◆ **PROBLEM TO SOLVE**
The word "limit" marks the lines to report; pull each of them from the listing.

◆ **INPUT MATERIAL**

☆ ☆ ☆ ☆ ☆

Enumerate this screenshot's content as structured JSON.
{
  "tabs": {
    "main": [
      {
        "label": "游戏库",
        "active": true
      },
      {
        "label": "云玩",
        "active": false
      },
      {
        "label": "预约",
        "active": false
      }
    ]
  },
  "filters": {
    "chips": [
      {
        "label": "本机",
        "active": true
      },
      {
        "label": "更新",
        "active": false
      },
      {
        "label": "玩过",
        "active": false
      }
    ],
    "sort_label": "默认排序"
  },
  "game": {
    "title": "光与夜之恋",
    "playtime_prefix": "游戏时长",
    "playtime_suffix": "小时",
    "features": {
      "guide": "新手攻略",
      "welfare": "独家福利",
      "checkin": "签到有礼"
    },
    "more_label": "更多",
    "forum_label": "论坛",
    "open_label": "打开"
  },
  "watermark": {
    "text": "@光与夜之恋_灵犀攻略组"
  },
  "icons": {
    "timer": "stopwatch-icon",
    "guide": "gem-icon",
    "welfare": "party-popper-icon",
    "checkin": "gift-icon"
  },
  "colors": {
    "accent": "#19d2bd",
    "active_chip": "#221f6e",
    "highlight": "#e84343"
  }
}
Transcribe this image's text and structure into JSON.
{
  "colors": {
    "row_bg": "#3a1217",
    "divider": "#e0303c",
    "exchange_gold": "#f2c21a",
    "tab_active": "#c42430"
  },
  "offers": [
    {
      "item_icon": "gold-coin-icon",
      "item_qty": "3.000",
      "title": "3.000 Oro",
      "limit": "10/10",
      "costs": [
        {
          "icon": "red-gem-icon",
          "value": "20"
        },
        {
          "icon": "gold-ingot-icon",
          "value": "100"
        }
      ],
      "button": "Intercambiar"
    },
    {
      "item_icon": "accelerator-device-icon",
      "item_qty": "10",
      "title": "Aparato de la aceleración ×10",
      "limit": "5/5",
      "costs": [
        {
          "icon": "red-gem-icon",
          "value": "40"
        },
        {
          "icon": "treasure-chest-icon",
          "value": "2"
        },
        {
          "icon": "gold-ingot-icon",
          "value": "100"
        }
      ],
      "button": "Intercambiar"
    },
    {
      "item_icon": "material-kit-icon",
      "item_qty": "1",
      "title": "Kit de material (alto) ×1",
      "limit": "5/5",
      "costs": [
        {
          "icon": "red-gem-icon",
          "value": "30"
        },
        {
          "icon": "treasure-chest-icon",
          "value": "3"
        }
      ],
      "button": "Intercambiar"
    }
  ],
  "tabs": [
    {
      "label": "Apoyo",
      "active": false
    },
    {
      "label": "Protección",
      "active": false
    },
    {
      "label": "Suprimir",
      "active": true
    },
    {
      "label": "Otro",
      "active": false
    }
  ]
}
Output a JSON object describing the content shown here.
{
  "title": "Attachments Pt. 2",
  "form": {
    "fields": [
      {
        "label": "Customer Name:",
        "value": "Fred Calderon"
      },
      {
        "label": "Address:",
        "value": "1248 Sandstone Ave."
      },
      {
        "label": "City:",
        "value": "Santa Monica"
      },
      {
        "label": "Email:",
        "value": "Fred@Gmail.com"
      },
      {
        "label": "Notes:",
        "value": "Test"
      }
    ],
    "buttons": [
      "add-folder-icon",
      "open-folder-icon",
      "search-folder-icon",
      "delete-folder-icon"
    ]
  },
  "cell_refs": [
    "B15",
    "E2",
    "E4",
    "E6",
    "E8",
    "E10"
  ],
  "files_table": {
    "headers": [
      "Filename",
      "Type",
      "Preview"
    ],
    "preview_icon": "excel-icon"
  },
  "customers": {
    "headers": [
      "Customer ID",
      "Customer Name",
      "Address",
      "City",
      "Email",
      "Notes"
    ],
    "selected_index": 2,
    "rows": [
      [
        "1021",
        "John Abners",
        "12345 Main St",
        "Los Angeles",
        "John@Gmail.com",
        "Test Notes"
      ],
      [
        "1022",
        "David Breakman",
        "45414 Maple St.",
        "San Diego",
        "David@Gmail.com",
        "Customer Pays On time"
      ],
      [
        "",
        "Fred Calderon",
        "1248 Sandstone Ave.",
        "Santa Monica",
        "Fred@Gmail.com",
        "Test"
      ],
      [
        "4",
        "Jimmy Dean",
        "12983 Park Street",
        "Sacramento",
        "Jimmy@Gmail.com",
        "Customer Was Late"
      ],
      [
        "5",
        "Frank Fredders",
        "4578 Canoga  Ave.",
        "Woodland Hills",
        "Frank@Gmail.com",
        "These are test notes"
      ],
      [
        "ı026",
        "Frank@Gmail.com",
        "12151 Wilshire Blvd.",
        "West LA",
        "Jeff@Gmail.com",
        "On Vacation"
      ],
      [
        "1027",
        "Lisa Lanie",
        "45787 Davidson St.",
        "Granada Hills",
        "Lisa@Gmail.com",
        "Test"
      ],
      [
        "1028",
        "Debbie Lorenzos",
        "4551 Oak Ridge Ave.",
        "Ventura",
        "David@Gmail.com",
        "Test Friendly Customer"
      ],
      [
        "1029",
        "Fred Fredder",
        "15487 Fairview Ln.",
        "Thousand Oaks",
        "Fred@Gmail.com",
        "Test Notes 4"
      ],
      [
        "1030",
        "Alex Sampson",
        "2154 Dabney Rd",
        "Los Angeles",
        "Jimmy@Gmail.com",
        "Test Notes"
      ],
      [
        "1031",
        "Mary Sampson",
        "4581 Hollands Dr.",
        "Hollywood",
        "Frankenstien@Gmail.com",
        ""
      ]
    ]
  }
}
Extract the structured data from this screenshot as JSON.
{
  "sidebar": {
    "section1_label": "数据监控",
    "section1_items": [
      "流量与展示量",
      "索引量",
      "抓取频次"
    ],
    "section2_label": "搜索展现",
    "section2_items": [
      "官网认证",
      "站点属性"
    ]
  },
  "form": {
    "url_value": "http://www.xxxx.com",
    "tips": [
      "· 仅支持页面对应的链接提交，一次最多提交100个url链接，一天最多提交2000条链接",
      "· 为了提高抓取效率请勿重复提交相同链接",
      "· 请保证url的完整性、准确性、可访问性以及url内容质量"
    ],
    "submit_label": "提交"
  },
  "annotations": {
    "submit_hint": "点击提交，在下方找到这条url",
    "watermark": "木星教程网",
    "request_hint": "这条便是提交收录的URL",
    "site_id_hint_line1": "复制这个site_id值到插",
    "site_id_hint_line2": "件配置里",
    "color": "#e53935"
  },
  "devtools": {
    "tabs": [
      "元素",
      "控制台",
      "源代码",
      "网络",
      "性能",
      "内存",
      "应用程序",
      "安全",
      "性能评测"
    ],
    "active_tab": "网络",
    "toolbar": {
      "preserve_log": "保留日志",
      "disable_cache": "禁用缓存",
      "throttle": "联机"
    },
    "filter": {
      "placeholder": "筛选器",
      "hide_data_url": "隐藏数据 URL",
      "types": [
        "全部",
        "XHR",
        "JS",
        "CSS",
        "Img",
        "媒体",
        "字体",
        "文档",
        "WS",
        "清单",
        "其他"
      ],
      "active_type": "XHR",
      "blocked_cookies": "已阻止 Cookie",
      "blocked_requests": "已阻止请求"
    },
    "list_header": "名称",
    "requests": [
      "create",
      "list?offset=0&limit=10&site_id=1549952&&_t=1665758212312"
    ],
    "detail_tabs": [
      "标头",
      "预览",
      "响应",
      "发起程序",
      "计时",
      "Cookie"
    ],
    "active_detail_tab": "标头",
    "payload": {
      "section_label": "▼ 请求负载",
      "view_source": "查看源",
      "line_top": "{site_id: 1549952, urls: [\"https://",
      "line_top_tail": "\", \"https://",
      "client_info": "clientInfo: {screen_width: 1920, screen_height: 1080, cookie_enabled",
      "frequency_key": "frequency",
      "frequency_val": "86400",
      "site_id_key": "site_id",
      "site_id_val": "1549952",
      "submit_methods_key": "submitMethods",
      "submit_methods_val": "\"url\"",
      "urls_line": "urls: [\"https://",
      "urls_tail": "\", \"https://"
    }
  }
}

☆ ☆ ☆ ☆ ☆

◆ **SOLUTION TO THIS PROBLEM**
      "limit": "10/10",
      "limit": "5/5",
      "limit": "5/5",
      "list?offset=0&limit=10&site_id=1549952&&_t=1665758212312"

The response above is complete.